* Required work
From the records below, take each line where the string "ОТДЕЛЕНИЕ" shows up and copy it.
=== Section Start ===
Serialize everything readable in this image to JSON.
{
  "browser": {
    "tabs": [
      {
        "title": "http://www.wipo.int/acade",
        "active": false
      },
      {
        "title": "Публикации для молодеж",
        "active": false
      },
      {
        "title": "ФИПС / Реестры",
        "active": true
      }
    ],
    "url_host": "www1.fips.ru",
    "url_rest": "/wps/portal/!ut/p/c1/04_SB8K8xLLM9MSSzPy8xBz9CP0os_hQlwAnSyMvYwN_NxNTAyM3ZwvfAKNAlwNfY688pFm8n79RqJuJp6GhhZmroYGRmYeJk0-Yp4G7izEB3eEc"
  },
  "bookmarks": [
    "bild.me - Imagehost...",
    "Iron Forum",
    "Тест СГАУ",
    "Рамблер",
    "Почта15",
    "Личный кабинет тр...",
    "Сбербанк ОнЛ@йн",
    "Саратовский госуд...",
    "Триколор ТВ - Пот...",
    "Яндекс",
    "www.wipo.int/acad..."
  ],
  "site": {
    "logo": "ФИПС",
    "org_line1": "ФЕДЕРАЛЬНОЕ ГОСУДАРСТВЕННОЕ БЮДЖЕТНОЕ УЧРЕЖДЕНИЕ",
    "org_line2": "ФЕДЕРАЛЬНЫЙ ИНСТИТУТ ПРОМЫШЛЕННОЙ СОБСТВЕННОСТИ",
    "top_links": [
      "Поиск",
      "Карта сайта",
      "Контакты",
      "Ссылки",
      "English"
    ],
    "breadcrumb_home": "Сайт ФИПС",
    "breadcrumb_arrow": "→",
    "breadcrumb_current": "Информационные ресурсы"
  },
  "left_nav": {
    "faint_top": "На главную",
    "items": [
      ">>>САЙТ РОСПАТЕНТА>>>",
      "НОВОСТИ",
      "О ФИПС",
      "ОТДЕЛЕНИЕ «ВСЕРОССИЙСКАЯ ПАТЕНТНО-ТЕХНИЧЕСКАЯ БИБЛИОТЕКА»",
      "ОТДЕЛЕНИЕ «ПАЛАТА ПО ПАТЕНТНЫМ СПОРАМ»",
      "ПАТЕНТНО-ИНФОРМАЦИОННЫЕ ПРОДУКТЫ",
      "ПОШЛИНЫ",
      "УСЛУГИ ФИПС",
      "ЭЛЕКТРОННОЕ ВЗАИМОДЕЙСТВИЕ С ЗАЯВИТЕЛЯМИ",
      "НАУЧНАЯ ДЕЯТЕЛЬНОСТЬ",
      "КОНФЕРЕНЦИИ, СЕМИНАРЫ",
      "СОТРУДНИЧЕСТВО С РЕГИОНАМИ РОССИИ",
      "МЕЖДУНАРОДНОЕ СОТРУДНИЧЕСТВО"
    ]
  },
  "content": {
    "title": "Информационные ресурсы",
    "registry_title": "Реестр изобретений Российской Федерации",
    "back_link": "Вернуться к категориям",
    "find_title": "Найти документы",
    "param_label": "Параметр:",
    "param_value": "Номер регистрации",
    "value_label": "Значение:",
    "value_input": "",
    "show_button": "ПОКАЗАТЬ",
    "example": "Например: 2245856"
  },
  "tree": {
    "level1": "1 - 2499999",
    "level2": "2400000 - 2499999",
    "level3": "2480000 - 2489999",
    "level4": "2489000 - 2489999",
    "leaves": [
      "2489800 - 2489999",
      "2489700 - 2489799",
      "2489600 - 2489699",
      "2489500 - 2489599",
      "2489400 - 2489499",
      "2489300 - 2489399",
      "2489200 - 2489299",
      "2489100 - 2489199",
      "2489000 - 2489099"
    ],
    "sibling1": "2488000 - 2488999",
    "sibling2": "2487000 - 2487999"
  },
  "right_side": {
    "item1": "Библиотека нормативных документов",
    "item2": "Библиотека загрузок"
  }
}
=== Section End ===
* Response area
      "ОТДЕЛЕНИЕ «ВСЕРОССИЙСКАЯ ПАТЕНТНО-ТЕХНИЧЕСКАЯ БИБЛИОТЕКА»",
      "ОТДЕЛЕНИЕ «ПАЛАТА ПО ПАТЕНТНЫМ СПОРАМ»",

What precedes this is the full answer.